Some hockey rumors are evergreen, meaning they can surface at any time. Winter, spring, summer or fall, all you have to do is … well (with apologies to James Taylor), surf the web.
Among my favorites in recent years involves the Capitals' seemingly endless quest to trade sharpshooter Alexander Semin to someone, anyone.
Based on the amount of "rumors" that I've heard or read concerning Semin over the past few years, Caps GM George McPhee must have little time for anything else but dialing the daylights out of rival managers about what he could get in return for the talented but somewhat mysterious Russian forward.
When these Semin stories start to percolate, I usually seek out McPhee for a comment. So, after receiving a few different tweets from fans asking about a possible Semin deal, I figured it was that time again.
"We like Semin because he can score goals," McPhee said Monday, squashing the latest round of Semin trade tales. "Those guys aren't easy to find."
"We've made our moves," he continued. "I don't anticipate us making any other changes. If I go into the season with this group, I'm fine with that."
Now, if someone called with a knock-your-skates-off proposition involving Semin, I'm pretty sure McPhee would listen. Why wouldn't he? And somewhere down the road, he might change his mind. But for now, McPhee again sounded very convincing. Or at least as convincing as he has been the several other times that I've asked him the same question. To date, he has been true to his word.
Some of the recent Semin talk likely grew out of the club's current budget situation. According to our mathematically-gifted friends at Capgeek.com, the Caps are approximately $890,000 over the high-water cap mark that will go into effect on opening night. (The CBA allows teams to be 10 percent over the salary cap in the offseason to allow for possible player movement.)
McPhee thinks the numbers are a little misleading for one big reason.
"We don't think Tom Poti is going to be able to play," McPhee said. "He's had a groin problem that has continued to give him trouble. It has been pretty serious."
The injury, which limited him to a single-season career-low 21 games last season, was serious enough to keep him out of the lineup dating back to Jan. 12.
If Poti can't play, the Caps can place him -- and his $2.875 million average annual salary -- on long-term injured reserve, getting some cap relief. If Poti can recover and return to action, McPhee said he'll examine his options at that time.
In that apparently unlikely scenario, the Caps would have eight NHL defensemen. Among McPhee's options in that case would be to try to move one of those defenders. I'd guess -- and it's just a guess on my part -- Dennis Wideman would be the most likely candidate.

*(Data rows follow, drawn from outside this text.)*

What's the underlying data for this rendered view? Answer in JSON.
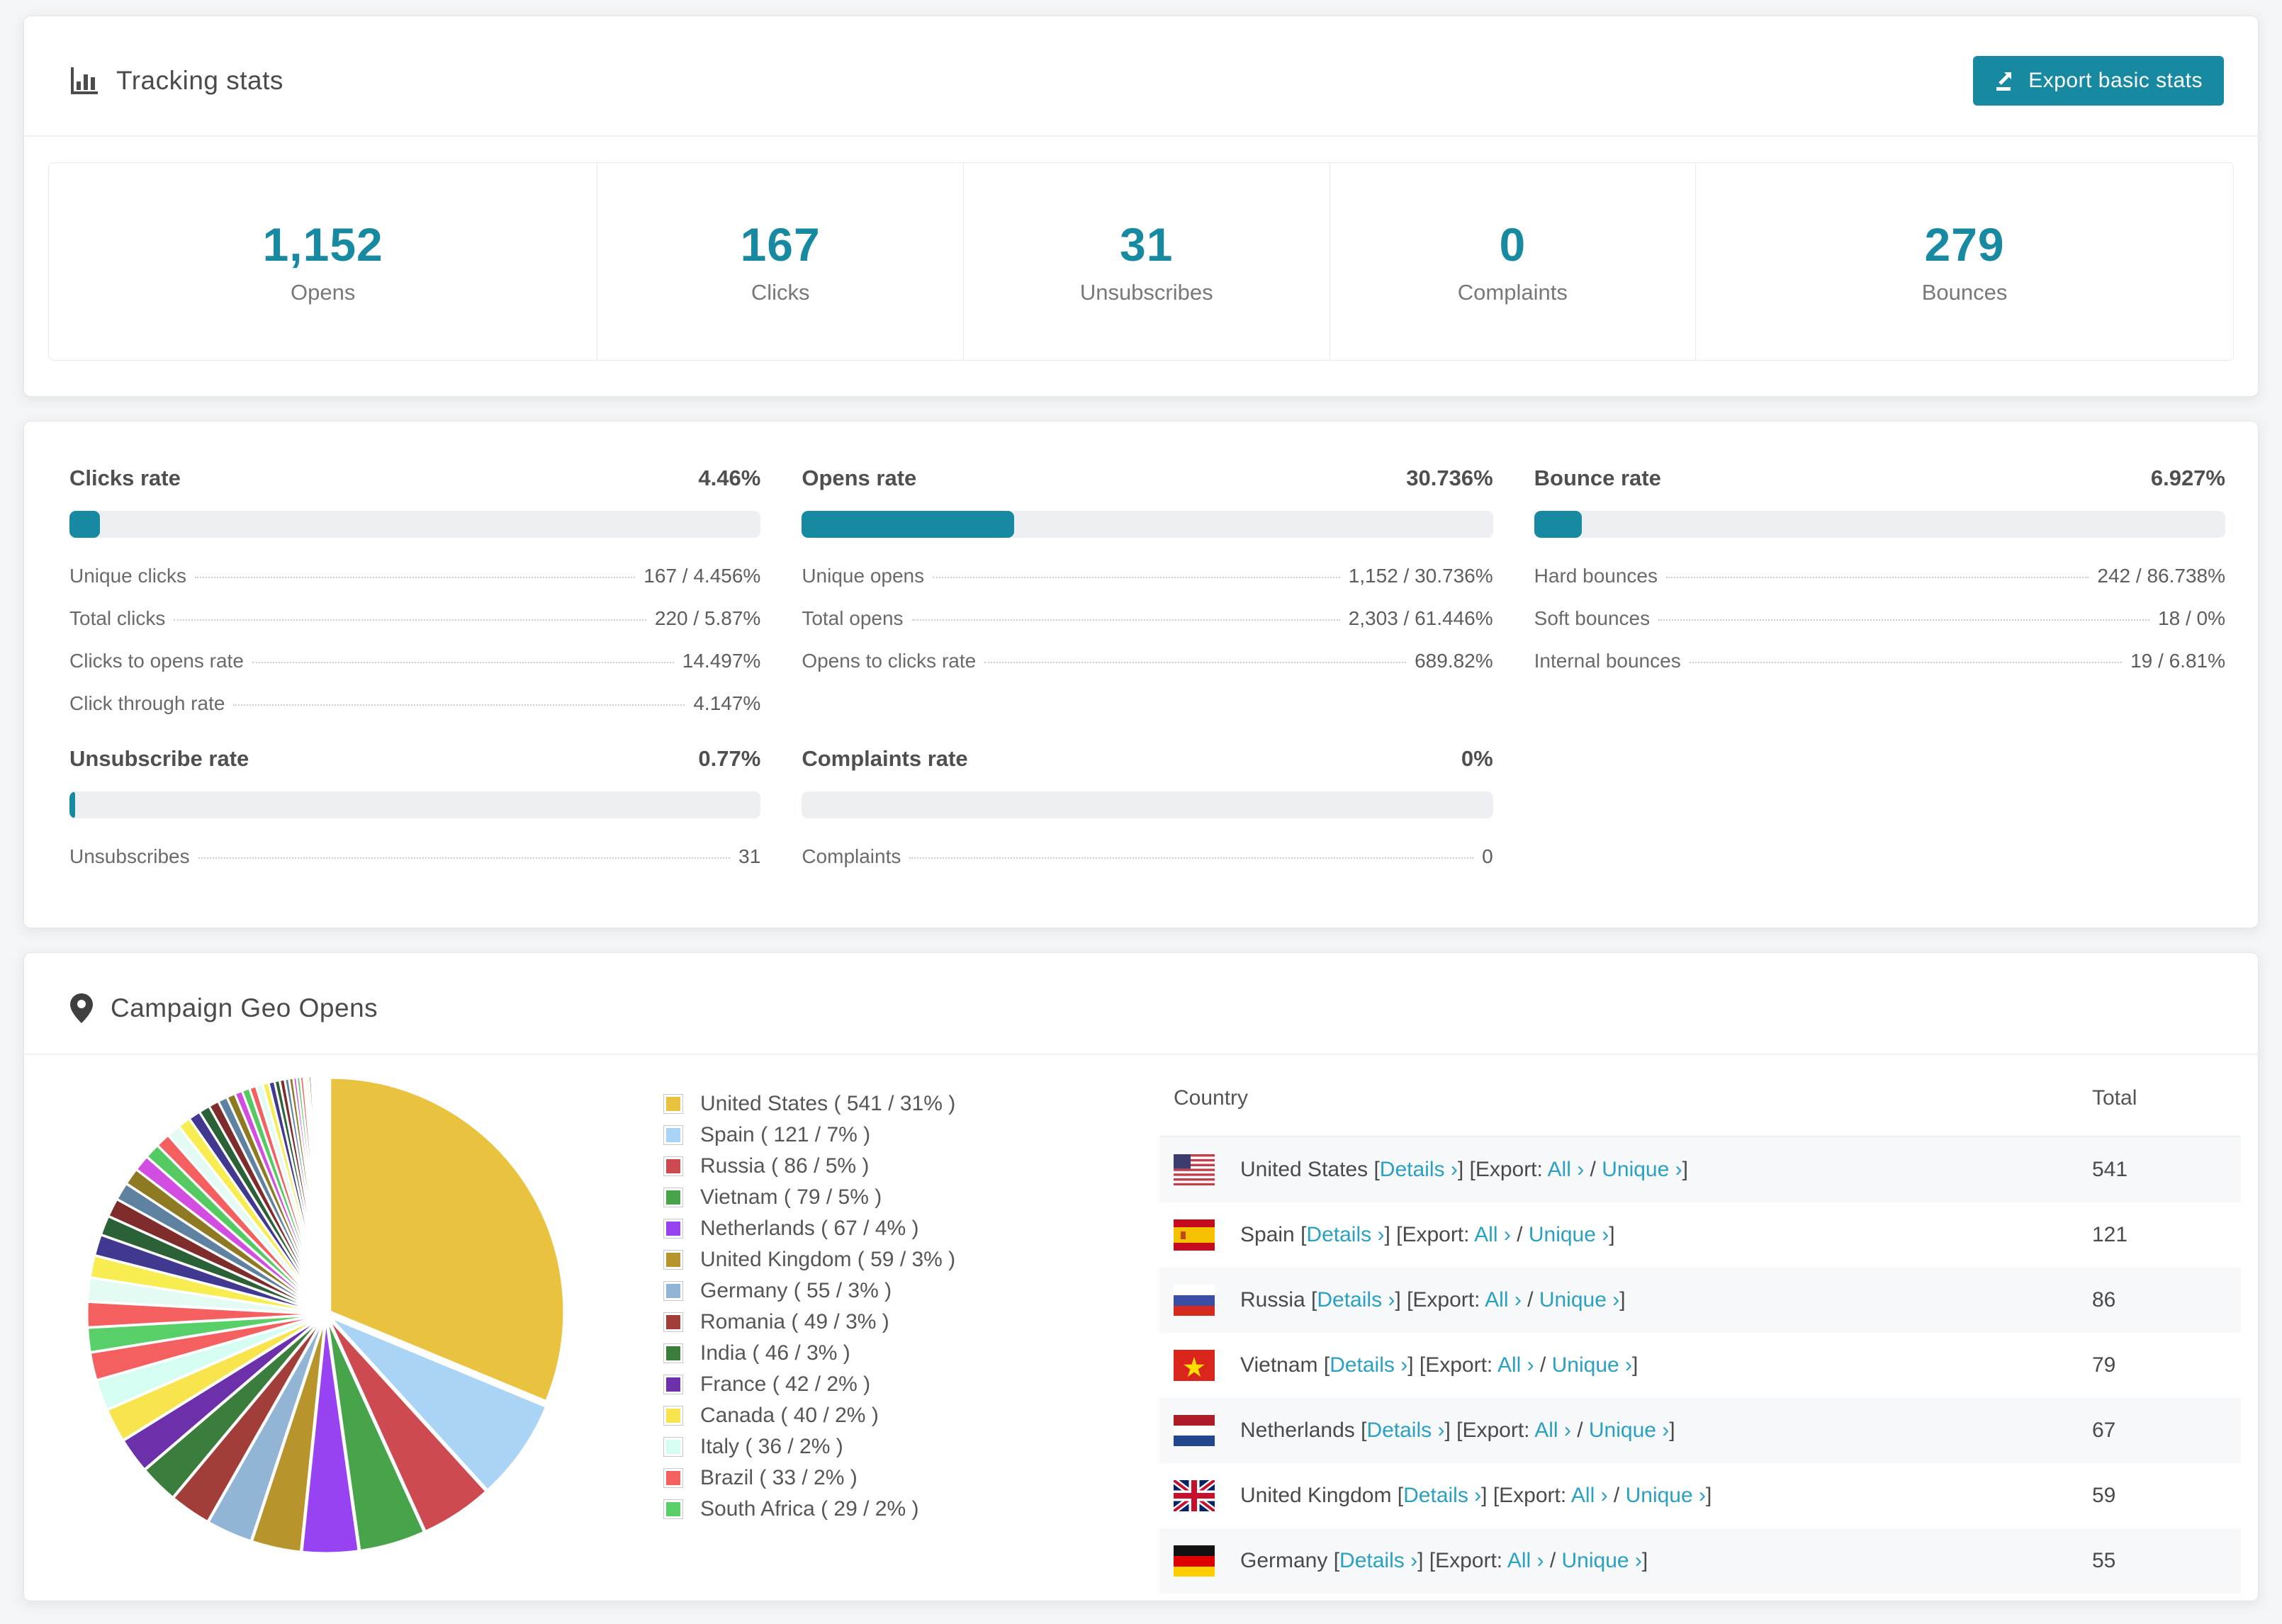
{
  "accent_color": "#1789a1",
  "link_color": "#2aa0c2",
  "header": {
    "title": "Tracking stats",
    "export_label": "Export basic stats"
  },
  "summary": [
    {
      "value": "1,152",
      "label": "Opens"
    },
    {
      "value": "167",
      "label": "Clicks"
    },
    {
      "value": "31",
      "label": "Unsubscribes"
    },
    {
      "value": "0",
      "label": "Complaints"
    },
    {
      "value": "279",
      "label": "Bounces"
    }
  ],
  "rates": {
    "blocks": [
      {
        "key": "clicks",
        "title": "Clicks rate",
        "value": "4.46%",
        "percent": 4.46,
        "rows": [
          {
            "label": "Unique clicks",
            "value": "167 / 4.456%"
          },
          {
            "label": "Total clicks",
            "value": "220 / 5.87%"
          },
          {
            "label": "Clicks to opens rate",
            "value": "14.497%"
          },
          {
            "label": "Click through rate",
            "value": "4.147%"
          }
        ]
      },
      {
        "key": "opens",
        "title": "Opens rate",
        "value": "30.736%",
        "percent": 30.736,
        "rows": [
          {
            "label": "Unique opens",
            "value": "1,152 / 30.736%"
          },
          {
            "label": "Total opens",
            "value": "2,303 / 61.446%"
          },
          {
            "label": "Opens to clicks rate",
            "value": "689.82%"
          }
        ]
      },
      {
        "key": "bounce",
        "title": "Bounce rate",
        "value": "6.927%",
        "percent": 6.927,
        "rows": [
          {
            "label": "Hard bounces",
            "value": "242 / 86.738%"
          },
          {
            "label": "Soft bounces",
            "value": "18 / 0%"
          },
          {
            "label": "Internal bounces",
            "value": "19 / 6.81%"
          }
        ]
      },
      {
        "key": "unsubscribe",
        "title": "Unsubscribe rate",
        "value": "0.77%",
        "percent": 0.77,
        "rows": [
          {
            "label": "Unsubscribes",
            "value": "31"
          }
        ]
      },
      {
        "key": "complaints",
        "title": "Complaints rate",
        "value": "0%",
        "percent": 0,
        "rows": [
          {
            "label": "Complaints",
            "value": "0"
          }
        ]
      }
    ]
  },
  "geo": {
    "title": "Campaign Geo Opens",
    "links": {
      "open_bracket": "[",
      "close_bracket": "]",
      "details": "Details ›",
      "export": "Export:",
      "all": "All ›",
      "slash": "/",
      "unique": "Unique ›"
    },
    "table": {
      "columns": [
        "Country",
        "Total"
      ],
      "rows": [
        {
          "flag": "us",
          "country": "United States",
          "total": "541"
        },
        {
          "flag": "es",
          "country": "Spain",
          "total": "121"
        },
        {
          "flag": "ru",
          "country": "Russia",
          "total": "86"
        },
        {
          "flag": "vn",
          "country": "Vietnam",
          "total": "79"
        },
        {
          "flag": "nl",
          "country": "Netherlands",
          "total": "67"
        },
        {
          "flag": "gb",
          "country": "United Kingdom",
          "total": "59"
        },
        {
          "flag": "de",
          "country": "Germany",
          "total": "55"
        }
      ]
    }
  },
  "chart_data": {
    "type": "pie",
    "title": "Campaign Geo Opens",
    "legend_position": "right",
    "start_angle_deg": -90,
    "direction": "clockwise",
    "labels": [
      "United States",
      "Spain",
      "Russia",
      "Vietnam",
      "Netherlands",
      "United Kingdom",
      "Germany",
      "Romania",
      "India",
      "France",
      "Canada",
      "Italy",
      "Brazil",
      "South Africa"
    ],
    "values": [
      541,
      121,
      86,
      79,
      67,
      59,
      55,
      49,
      46,
      42,
      40,
      36,
      33,
      29
    ],
    "percents": [
      31,
      7,
      5,
      5,
      4,
      3,
      3,
      3,
      3,
      2,
      2,
      2,
      2,
      2
    ],
    "colors": [
      "#e9c23f",
      "#aad4f5",
      "#cc4a50",
      "#47a44b",
      "#9843f1",
      "#b8952c",
      "#92b4d5",
      "#a13e3a",
      "#3a7d3d",
      "#6c30aa",
      "#f8e44c",
      "#d5fdf2",
      "#f4605f",
      "#58cf68"
    ],
    "others_values": [
      30,
      28,
      26,
      25,
      23,
      22,
      21,
      20,
      19,
      18,
      17,
      16,
      15,
      14,
      13,
      12,
      11,
      10,
      9,
      9,
      8,
      8,
      7,
      7,
      6,
      6,
      5,
      5,
      4,
      4,
      4,
      3,
      3,
      3,
      2,
      2,
      2,
      2,
      2,
      1,
      1,
      1,
      1,
      1,
      1,
      1
    ],
    "others_palette": [
      "#f4605f",
      "#e4fbf4",
      "#f7ec50",
      "#41388f",
      "#2a6136",
      "#7e2c2c",
      "#5e82a0",
      "#8f7a24",
      "#d24ee0",
      "#55ca62"
    ]
  }
}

While McPhee said he's got no plans to move Semin, he does expect more from him in the coming season. In fact, the manager said he has had "lots" of conversations with each member of his big four (Alex Ovechkin, Nicklas Backstrom, Mike Green and Semin) since their season was ended by the Lightning in a second-round series sweep.
McPhee didn't feel any of the four played at the top of his game last year, despite the club's regular-season success (they won another Southeast Division title and finished as the top seed in the Eastern Conference).

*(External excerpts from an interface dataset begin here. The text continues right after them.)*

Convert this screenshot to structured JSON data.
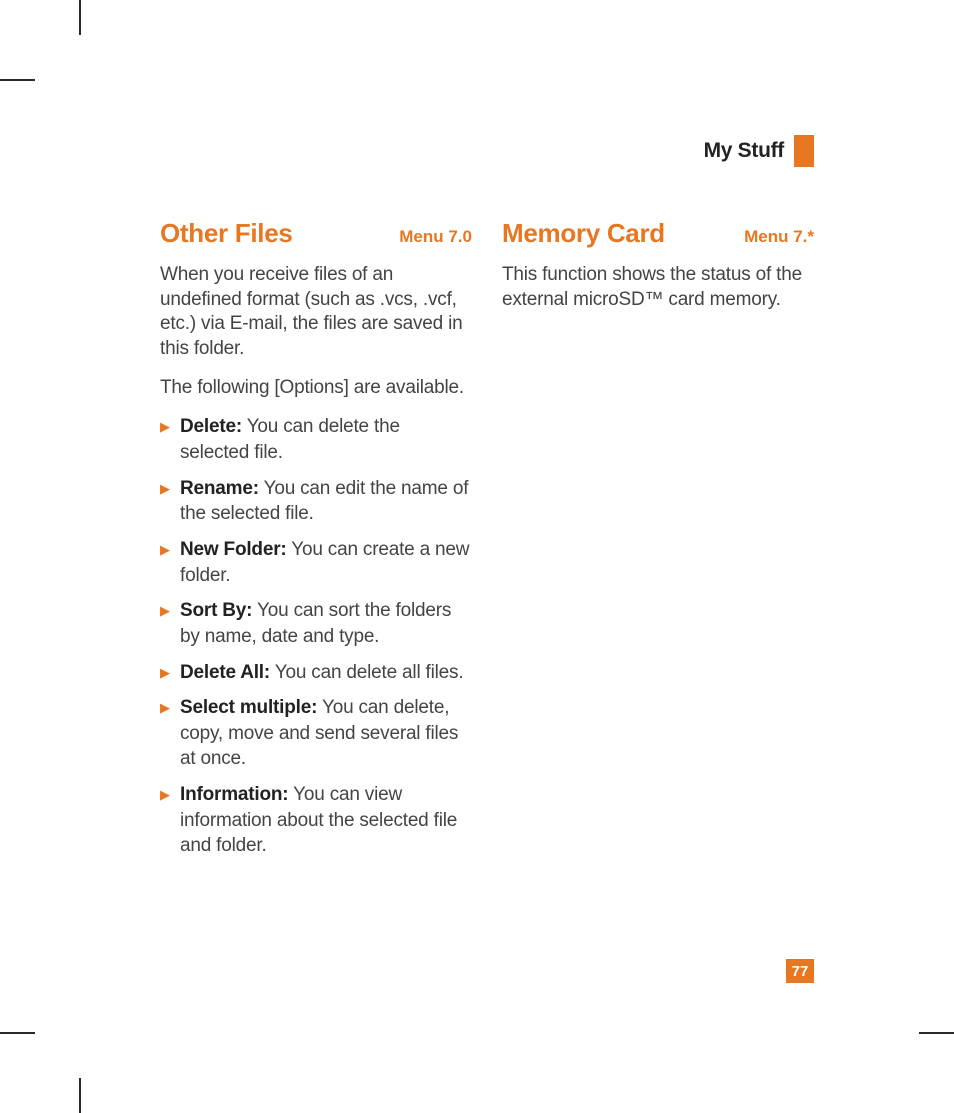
{
  "header": {
    "title": "My Stuff"
  },
  "left": {
    "title": "Other Files",
    "menu": "Menu 7.0",
    "intro": "When you receive files of an undefined format (such as .vcs, .vcf, etc.) via E-mail, the files are saved in this folder.",
    "options_intro": "The following [Options] are available.",
    "options": [
      {
        "label": "Delete:",
        "desc": " You can delete the selected file."
      },
      {
        "label": "Rename:",
        "desc": " You can edit the name of the selected file."
      },
      {
        "label": "New Folder:",
        "desc": " You can create a new folder."
      },
      {
        "label": "Sort By:",
        "desc": " You can sort the folders by name, date and type."
      },
      {
        "label": "Delete All:",
        "desc": " You can delete all files."
      },
      {
        "label": "Select multiple:",
        "desc": " You can delete, copy, move and send several files at once."
      },
      {
        "label": "Information:",
        "desc": " You can view information about the selected file and folder."
      }
    ]
  },
  "right": {
    "title": "Memory Card",
    "menu": "Menu 7.*",
    "intro": "This function shows the status of the external microSD™ card memory."
  },
  "page_number": "77"
}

"It's a big year for them," McPhee said. "It's time for them to take over as leaders of the team. I expect them to come into camp in fabulous shape and be the guys to keep people in line."
Being in top shape will be a start. At different times during last season, I heard whispers about the conditioning levels of Ovechkin and Backstrom, while in previous years Green's fitness had been questioned. I suspect McPhee will be eyeballing each of those players very closely when they return in September.
One young player who won't be back in Washington is goalie Semyon Varlamov, who was dealt to the Avalanche for first- and second-round picks July 1. While McPhee was happy about the return on the deal (and he should be), he still was a little disappointed that he had to make the move.
"I really didn't want to do it, but he'd indicated that was going to go to play in the KHL and I started to think of different scenarios where we could end up with nothing for him," said McPhee, citing the ongoing Evgeni Nabokov saga. "Colorado and four other teams were interested and it just came together pretty quick."
The following day, the Caps were able to take advantage of a quickly collapsing goalie market by signing veteran free-agent stopper Tomas Vokoun to a one-year deal at the bargain price of $1.5 million. Vokoun took the deal, rather than spend his summer on the market waiting for something to break. If he plays well behind a strong Caps team, he can take another kick at the free-agent can next July.
At that point he could test the market with another high-profile Capitals player, Alexander Semin. I think I heard a rumor about that guy …